How many people on committees know about your donation? How many come back and purchase cakes or something? How many even pass your name along and give you referrals that lead to orders?

I am pretty frustrated with it if you cant' tell! icon_rolleyes.gif

If can't just say so, you really don't have to explain and let it go at that. Don't feel bad about it, we can only do what we can do.

yelle66 Posted 14 Apr 2009 , 6:20pm
post #16 of 22

Actually, I probably wouldn't be so bothered if she had started out asking can you donate. She brought it up pretty early on, but it was more, can you donate part of the cost of it in exchange for advertising not can you donate the whole project b/c I would have told her from the get-go that I wouldn't be able to donate this large scale thing.

CakeForte Posted 14 Apr 2009 , 6:23pm
post #17 of 22

I'm with Leahs on this one. The most I've done is donate a gift certificate for a certain amount, then the customer pays the difference. So it's like they had a coupon.

mackeymom Posted 14 Apr 2009 , 6:28pm
post #18 of 22

Does anyone know/worked with an NPO? I just voluntereed and so far it hasn't been what I exprected. I thought I would get a little more "direction" or help from them, and I've gotten.... nothing. I don't mind having to do the leg work to help out, but it's not the impression I was under when I signed up.

snarkybaker Posted 15 Apr 2009 , 3:15am
post #19 of 22
Quote:
Originally Posted by leahs

What always chaps my a$$ is that the npo are quick to ask for donations, but don't buy from me when their employees need a birthday cake or party cake or such. Srsly, if you're a regular customer, I am MUCH more willing to donate to you or your employer.

As you know, I'm pretty good at saying what I think, and I have actually asked, "Do we have a business relationship? Can you give me a couple of examples of purchases you're made from me? Because I donate to those people who are my customers."

Yeah, that conversation ended pretty quick.

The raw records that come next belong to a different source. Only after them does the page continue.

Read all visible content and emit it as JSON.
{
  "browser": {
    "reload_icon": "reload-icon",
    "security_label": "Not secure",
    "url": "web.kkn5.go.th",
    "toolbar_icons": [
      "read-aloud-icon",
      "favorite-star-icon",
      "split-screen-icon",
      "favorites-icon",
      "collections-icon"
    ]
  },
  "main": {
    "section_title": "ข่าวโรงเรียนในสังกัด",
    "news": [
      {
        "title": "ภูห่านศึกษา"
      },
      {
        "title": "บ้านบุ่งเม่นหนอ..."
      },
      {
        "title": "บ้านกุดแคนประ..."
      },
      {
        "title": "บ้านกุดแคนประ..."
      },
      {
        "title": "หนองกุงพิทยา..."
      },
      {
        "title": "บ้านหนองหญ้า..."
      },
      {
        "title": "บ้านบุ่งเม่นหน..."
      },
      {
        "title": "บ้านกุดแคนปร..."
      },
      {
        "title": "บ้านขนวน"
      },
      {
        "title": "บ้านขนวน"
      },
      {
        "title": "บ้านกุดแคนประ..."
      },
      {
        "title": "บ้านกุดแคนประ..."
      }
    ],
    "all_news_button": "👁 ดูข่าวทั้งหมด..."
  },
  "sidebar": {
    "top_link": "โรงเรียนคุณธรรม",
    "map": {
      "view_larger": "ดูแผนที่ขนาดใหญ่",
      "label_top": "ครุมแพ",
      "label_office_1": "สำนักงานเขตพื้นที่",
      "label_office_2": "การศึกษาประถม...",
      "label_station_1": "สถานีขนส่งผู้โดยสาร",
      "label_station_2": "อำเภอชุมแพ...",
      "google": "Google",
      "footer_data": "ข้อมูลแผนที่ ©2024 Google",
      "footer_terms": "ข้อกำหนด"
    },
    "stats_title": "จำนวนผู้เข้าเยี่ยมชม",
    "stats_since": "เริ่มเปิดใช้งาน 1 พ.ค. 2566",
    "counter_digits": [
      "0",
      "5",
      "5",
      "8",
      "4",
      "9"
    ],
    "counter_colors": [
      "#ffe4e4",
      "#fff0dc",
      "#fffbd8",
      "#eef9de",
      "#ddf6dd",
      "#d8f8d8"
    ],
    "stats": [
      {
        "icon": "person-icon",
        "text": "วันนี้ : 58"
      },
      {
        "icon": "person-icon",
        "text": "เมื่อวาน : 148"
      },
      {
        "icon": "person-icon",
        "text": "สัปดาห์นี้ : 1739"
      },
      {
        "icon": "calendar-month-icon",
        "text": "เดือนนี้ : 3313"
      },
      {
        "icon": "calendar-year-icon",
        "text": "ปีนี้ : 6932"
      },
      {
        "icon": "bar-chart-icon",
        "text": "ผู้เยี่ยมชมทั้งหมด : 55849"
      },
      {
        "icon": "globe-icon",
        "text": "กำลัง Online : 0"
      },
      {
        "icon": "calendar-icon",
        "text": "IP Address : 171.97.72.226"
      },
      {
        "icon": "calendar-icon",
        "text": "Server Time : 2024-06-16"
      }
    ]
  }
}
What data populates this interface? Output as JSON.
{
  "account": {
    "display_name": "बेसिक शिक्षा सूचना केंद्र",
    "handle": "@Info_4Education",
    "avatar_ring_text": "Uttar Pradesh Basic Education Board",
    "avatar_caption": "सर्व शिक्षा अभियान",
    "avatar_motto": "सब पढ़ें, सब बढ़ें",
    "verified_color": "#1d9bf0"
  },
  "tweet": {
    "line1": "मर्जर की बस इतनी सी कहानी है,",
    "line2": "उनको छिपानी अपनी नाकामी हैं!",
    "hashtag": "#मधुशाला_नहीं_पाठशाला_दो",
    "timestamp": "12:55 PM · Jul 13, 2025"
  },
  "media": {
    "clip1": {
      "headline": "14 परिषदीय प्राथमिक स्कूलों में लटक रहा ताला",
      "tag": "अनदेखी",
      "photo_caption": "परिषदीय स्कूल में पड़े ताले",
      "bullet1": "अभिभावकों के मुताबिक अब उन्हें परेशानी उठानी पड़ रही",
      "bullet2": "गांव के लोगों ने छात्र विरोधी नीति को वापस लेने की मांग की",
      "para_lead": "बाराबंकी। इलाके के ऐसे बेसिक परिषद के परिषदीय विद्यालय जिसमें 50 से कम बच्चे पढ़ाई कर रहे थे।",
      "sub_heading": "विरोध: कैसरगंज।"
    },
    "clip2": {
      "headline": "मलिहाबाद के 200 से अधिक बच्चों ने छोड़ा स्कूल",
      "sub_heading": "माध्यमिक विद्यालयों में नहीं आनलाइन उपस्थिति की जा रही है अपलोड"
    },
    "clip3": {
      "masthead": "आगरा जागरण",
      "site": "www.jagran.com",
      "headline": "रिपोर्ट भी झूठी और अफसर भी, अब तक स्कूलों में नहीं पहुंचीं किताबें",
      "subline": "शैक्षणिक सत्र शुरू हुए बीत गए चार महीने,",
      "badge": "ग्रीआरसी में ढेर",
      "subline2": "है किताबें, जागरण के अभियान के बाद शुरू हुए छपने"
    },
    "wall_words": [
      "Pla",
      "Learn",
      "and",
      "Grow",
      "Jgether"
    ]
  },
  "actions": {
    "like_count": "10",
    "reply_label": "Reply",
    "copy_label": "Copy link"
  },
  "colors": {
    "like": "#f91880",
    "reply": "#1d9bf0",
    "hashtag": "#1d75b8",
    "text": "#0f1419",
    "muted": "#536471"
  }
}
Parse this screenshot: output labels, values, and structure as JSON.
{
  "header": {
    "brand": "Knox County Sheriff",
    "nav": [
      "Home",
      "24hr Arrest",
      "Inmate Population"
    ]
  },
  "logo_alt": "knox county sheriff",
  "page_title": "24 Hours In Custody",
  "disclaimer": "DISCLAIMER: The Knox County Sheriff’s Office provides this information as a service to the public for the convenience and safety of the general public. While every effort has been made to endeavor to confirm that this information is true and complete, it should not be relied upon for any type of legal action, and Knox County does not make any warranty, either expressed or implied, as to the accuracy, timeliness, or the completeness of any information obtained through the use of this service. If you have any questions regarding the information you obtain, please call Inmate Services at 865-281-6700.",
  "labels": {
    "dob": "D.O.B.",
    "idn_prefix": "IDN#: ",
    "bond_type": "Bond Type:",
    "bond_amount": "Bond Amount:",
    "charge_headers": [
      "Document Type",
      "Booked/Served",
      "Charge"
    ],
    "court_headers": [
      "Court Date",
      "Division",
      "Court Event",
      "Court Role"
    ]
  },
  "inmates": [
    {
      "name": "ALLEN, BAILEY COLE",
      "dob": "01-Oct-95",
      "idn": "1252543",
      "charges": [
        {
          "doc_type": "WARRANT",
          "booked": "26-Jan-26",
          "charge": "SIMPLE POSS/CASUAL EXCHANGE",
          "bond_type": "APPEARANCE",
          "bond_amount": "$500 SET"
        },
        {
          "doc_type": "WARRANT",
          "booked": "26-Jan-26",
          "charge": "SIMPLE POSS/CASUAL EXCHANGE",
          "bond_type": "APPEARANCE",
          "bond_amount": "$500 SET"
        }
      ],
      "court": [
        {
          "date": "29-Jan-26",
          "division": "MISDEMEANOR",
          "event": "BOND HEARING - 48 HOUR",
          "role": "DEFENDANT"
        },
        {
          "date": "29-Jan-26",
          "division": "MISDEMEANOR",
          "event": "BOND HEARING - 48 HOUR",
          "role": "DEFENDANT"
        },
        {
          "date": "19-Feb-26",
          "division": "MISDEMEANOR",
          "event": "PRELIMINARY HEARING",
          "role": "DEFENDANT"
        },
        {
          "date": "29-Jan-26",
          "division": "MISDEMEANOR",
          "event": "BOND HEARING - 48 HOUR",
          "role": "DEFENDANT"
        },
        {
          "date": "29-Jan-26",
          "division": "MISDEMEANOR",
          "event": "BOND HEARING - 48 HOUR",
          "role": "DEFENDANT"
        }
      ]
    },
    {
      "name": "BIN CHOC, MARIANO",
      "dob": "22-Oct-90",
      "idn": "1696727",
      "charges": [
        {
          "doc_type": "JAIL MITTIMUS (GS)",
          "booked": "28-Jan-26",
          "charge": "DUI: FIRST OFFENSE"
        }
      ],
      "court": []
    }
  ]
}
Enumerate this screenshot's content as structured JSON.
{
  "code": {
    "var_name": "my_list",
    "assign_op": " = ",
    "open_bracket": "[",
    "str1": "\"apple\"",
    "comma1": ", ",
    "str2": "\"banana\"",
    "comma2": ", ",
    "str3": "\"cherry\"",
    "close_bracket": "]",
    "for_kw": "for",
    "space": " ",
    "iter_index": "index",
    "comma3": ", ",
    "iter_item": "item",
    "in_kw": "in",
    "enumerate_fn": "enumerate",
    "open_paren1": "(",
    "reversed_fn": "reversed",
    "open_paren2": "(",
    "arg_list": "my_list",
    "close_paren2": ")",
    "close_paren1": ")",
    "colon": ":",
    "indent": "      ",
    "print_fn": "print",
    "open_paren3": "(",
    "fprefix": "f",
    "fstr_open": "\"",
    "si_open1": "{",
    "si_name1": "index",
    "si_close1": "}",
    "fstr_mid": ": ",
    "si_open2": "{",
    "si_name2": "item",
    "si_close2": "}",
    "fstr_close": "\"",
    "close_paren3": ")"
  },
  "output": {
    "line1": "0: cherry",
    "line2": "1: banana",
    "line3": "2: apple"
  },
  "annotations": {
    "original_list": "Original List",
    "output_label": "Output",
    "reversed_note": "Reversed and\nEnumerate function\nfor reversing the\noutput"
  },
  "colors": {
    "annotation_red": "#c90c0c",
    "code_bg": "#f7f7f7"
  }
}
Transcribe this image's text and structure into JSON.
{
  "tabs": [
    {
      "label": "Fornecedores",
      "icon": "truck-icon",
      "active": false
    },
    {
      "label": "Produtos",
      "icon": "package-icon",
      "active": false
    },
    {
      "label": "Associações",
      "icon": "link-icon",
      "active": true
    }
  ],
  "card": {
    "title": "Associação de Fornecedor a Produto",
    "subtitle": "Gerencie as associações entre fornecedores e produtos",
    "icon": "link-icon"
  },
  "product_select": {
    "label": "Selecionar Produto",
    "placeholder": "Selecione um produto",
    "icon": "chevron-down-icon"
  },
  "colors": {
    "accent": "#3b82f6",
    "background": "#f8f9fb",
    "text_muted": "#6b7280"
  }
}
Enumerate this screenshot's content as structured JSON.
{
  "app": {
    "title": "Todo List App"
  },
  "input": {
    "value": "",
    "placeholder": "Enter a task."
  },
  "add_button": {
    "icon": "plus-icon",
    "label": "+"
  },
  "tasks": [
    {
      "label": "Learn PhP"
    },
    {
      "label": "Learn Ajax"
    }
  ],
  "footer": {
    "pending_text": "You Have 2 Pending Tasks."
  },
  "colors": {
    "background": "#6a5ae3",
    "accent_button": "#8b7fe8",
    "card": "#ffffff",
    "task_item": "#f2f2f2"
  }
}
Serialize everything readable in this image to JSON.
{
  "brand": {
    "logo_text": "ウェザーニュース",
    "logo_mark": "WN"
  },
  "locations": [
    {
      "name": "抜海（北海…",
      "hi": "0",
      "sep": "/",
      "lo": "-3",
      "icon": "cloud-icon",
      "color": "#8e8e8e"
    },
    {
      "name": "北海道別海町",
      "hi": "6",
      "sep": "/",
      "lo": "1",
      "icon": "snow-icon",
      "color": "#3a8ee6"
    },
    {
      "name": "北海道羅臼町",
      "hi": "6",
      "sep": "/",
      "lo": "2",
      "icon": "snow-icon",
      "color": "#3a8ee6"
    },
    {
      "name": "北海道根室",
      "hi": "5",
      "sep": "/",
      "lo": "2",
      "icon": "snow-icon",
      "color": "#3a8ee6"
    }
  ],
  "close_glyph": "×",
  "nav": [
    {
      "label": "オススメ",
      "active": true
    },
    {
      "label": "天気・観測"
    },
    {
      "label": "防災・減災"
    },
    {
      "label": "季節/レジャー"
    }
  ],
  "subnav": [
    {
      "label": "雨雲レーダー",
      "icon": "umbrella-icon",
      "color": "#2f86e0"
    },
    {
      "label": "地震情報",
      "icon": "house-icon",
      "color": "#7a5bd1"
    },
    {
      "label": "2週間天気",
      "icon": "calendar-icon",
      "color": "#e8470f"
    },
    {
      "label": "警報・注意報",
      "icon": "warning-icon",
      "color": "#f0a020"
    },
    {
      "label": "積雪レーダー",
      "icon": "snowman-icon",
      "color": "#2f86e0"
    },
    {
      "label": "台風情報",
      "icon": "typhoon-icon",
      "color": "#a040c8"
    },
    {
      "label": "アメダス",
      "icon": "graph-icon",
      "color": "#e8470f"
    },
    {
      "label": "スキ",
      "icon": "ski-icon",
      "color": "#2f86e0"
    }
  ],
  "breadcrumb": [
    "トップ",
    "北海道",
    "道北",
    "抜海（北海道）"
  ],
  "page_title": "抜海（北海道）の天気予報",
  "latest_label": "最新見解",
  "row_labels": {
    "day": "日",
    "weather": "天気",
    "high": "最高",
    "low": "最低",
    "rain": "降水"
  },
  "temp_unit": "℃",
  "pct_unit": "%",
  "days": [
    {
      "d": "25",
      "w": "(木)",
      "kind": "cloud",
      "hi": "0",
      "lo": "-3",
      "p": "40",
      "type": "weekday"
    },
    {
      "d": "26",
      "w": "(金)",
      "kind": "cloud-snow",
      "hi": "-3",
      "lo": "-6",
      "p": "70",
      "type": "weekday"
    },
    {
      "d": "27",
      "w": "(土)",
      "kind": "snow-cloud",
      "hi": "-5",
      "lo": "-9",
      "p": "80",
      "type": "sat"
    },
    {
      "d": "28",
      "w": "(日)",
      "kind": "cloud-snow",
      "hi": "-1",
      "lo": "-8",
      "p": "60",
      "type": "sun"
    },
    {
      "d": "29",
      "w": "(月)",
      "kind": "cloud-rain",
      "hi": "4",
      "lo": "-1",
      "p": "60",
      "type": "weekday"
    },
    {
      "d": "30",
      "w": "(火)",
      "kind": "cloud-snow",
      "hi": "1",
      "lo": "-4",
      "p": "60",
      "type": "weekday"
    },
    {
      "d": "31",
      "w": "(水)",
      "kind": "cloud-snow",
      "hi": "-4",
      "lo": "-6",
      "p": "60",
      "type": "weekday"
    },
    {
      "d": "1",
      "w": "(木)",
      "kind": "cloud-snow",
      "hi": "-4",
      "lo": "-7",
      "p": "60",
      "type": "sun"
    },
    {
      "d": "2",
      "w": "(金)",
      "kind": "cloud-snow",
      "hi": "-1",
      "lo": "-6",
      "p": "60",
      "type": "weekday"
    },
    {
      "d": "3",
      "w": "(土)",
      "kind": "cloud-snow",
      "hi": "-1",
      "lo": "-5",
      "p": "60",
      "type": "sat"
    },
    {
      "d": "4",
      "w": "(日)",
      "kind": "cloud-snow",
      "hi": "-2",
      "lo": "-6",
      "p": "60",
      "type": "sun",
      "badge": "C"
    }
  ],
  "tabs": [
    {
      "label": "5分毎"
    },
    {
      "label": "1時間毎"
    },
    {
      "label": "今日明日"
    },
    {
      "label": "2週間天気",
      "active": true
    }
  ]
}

I do something similar. I have every order in an electronic file. I can type in any name and find out if this is a customer or just a mooch. They all give you the " blah blah blah greeat exposure for your business.." but in my experience that can be a very mixed blessing, since a lot of that exposure is to other non-profit directors who will come and ask you for more stuff.

Cookie-Queen Posted 16 Apr 2009 , 1:43pm
post #20 of 22

I was asked earlier this month to donate 400 cookies but I wasn't able to do it because I already had my schedule almost booked for the end of April. I did feel bad at first but at the same time my employee's kept telling "wow that's a LOT of free cookies" and I guess they were right. We're not a huge operation either so I can definitely understand why it's ok to say "no".I think your E-mail was very professional. thumbs_up.gif

beck30 Posted 17 Apr 2009 , 2:48pm
post #21 of 22

I have done some thing for fundraising before my daughter is a gymnest and brother in law had a brain injery soI had a benfit for him. If I was going to do it I would jst give them a gift certificate for a smaller cake to auction off.

-K8memphis Posted 17 Apr 2009 , 3:00pm
post #22 of 22
Quote:
Originally Posted by yelle66

Actually, I probably wouldn't be so bothered if she had started out asking can you donate. She brought it up pretty early on, but it was more, can you donate part of the cost of it in exchange for advertising not can you donate the whole project b/c I would have told her from the get-go that I wouldn't be able to donate this large scale thing.




Oh you're missing out on a great opportunity. icon_evil.gif

Tell her sure I'd love to donate in (equal) exchange for advertising my business.
Radio, tv or newspaper??? icon_lol.gificon_lol.gif

Quote by @%username% on %date%

%body%